Data from 388 people also indicated, however, that the potential blood sugar management potential of the grape compound may be limited to diabetics, with no benefits observed for non-diabetic persons.
Scientists from the Third Military Medical University in China report their findings in the American Journal of Clinical Nutrition.
Beyond blood sugar management
Resveratrol, a powerful polyphenol and anti-fungal chemical, is often touted as the bioactive compound in grapes and red wine, and has particularly been associated with the so-called 'French Paradox'. The phrase, coined in 1992 by Dr Serge Renaud from Bordeaux University, describes the low incidence of heart disease and obesity among the French, despite their relatively high-fat diet and levels of wine consumption.
Interest in the compound exploded in 2003 when research from David Sinclair and his team from Harvard reported that resveratrol was able to increase the lifespan of yeast cells. The research, published in Nature, was greeted with international media fanfare and ignited flames of hope for an anti-ageing pill.
According to Sinclair’s findings, resveratrol could activate a gene called sirtuin1 (Sirt1 – the yeast equivalent was Sir2), which is also activated during calorie restriction in various species, including monkeys.
Other studies with only resveratrol have reported anti-cancer effects, anti-inflammatory effects, cardiovascular benefits, anti-diabetes potential, energy endurance enhancement, and protection against Alzheimer’s.

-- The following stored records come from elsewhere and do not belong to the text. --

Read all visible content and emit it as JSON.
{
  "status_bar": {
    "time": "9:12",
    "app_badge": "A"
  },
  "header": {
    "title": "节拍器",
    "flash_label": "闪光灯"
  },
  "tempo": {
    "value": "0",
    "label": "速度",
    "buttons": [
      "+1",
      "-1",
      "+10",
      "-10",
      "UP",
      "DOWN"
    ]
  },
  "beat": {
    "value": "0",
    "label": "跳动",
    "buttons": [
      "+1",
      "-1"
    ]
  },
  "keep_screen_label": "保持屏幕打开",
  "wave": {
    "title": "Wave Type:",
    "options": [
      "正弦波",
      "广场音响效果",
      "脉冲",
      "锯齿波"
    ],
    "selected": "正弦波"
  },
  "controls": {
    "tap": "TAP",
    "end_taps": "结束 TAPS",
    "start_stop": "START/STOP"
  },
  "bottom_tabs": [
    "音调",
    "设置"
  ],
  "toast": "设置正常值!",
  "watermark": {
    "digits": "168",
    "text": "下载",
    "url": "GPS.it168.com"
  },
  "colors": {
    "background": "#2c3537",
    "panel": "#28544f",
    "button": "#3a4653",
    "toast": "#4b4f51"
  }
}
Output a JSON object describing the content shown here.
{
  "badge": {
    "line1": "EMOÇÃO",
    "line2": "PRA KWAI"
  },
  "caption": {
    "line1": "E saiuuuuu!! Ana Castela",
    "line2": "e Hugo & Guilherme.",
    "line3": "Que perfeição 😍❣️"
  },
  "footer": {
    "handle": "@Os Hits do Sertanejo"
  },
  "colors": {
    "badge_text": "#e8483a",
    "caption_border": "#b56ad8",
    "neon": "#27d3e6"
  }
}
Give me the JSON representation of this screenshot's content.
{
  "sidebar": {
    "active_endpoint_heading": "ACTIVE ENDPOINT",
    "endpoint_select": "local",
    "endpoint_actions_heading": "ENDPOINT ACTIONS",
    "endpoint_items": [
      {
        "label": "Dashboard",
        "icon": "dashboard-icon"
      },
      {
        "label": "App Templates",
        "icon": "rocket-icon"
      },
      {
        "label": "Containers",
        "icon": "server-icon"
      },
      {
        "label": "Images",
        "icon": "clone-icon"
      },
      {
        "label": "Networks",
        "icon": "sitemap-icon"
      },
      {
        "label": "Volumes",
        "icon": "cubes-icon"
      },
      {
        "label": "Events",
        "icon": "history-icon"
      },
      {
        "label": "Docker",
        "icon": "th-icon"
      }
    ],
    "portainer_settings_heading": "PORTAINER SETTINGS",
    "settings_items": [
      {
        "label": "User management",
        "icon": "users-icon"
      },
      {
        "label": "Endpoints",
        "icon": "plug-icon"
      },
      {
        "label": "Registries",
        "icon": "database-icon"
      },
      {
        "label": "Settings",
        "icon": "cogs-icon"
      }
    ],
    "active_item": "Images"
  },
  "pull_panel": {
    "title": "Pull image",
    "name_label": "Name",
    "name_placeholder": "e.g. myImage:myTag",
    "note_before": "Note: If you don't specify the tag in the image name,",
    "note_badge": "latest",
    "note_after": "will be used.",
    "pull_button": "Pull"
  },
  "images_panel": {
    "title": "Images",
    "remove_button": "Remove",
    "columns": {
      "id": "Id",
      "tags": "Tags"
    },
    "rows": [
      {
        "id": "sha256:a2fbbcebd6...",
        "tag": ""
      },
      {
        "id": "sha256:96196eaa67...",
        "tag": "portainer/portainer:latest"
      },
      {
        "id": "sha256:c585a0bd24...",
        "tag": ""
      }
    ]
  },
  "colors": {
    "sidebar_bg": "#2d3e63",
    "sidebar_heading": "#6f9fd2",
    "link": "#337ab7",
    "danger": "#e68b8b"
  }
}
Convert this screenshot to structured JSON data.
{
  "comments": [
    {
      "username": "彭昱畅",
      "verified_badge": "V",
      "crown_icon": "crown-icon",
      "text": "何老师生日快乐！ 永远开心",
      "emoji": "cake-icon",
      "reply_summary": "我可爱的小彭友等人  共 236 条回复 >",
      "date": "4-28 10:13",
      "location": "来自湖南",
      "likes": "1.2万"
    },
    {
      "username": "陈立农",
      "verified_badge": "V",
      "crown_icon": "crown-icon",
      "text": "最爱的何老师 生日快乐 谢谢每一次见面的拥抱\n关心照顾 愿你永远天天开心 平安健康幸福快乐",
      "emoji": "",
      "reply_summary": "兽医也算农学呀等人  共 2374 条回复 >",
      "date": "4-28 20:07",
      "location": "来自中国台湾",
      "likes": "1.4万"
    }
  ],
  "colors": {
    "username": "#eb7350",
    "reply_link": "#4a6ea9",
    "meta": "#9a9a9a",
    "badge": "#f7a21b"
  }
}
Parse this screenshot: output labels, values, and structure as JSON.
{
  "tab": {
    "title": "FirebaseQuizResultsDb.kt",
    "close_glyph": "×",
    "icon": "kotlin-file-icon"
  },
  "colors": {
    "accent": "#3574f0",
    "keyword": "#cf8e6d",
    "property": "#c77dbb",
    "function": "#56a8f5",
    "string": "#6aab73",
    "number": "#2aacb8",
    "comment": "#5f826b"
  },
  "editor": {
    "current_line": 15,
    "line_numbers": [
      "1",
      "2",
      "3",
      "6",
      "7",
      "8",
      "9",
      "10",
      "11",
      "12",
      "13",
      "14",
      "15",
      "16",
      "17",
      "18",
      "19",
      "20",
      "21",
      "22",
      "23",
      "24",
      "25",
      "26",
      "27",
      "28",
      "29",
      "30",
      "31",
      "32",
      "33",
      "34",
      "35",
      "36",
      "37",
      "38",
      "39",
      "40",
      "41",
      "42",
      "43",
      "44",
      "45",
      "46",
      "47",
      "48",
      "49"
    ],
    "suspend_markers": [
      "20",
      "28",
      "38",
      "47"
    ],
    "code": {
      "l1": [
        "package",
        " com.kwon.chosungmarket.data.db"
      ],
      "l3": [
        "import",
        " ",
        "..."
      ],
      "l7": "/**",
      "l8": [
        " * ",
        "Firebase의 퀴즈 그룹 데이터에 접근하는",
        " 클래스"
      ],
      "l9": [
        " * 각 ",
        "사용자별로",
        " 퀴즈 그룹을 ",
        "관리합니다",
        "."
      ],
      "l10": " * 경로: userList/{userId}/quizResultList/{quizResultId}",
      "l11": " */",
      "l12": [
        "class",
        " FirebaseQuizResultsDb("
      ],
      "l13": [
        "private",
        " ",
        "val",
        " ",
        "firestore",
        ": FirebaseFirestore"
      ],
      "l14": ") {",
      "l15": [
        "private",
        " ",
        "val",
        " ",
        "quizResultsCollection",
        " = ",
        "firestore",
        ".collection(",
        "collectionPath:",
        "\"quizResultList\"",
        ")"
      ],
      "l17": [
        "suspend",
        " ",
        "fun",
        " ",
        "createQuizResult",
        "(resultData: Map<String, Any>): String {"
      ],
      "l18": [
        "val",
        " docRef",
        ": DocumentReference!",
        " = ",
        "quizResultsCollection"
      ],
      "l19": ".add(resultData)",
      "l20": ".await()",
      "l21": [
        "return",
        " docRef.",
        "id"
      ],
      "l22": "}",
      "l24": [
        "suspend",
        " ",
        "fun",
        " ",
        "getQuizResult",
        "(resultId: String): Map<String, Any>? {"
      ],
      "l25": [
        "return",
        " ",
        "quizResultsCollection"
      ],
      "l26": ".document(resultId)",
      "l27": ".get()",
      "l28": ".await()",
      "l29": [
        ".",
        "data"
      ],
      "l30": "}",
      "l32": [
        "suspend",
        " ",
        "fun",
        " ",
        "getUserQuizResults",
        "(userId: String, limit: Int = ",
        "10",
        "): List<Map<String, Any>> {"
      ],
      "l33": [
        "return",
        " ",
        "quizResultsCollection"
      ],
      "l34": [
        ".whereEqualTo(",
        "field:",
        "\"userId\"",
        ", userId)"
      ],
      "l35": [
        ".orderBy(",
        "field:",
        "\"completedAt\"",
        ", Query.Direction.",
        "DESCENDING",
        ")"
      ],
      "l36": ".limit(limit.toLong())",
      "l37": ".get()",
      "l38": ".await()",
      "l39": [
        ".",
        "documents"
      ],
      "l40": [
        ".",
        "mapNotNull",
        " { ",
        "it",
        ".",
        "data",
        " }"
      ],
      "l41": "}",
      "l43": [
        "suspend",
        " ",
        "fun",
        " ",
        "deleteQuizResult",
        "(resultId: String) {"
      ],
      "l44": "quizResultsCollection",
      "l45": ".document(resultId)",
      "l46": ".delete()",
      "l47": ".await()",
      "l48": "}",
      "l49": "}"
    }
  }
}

The new meta-analysis, adds to the potential blood sugar management potential of resveratrol, but suggests that the benefits may not be applicable to non-diabetics.
Eleven randomized controlled trials were included in the new meta-analysis, with the data indicating that resveratrol significantly reduced levels of fasting glucose and insulin in diabetics. The data also supported resveratrol’s ability to reduce hemoglobin A1c (HbA1c), a marker of long-term presence of excess glucose in the blood, and insulin resistance in diabetics.
On the other hand, no significant effects were observed in non-diabetics.
Commenting on the potential mechanism of action for blood sugar control in diabetics, the researchers noted that the compound has been shown to activate Sirt1, which influences energy restriction and therefor blood sugar. The compound has also been reported to increase the expression of an insulin-dependent glucose transporter called GLUT4. A third option is that resveratrol may boost the uptake of glucose uptake in the absence of insulin.
In terms of resveratrol’s effect on insulin, the benefits may be linked to an ability to inhibit the secretion of insulin by pancreatic cells, or via anti-inflammatory mechanisms.
“In conclusion, resveratrol consumption significantly improved glucose control and insulin sensitivity in patients with [type-2 diabetics] but did not show a similar effect on non-diabetic participants,” wrote the researchers. “More high-quality RCTs with durations longer than 3 months are needed to further confirm the effects of resveratrol on glucose control and insulin sensitivity.
“In addition, these effects will be more convincing if studies can effectively rule out the potential confounding effect of medicine use.”
According to the World Health Organisation (WHO), diabetes affects over 220 million people globally and the consequences of high blood sugar kill 3.4 million every year. If such statistics weren’t scary enough, the WHO is predicting deaths to double between 2005 and 2030.
The total costs associated with the condition in the US alone are thought to be as much as $174 billion, with $116 billion being direct costs from medication, according to 2005-2007 American Diabetes Association figures.
Source: American Journal of Clinical Nutrition
Published online ahead of print, doi: 10.3945/ajcn.113.082024
“Effect of resveratrol on glucose control and insulin sensitivity: a meta-analysis of 11 randomized controlled trials”
Authors: K. Liu, R. Zhou, B. Wang, M-T. Mi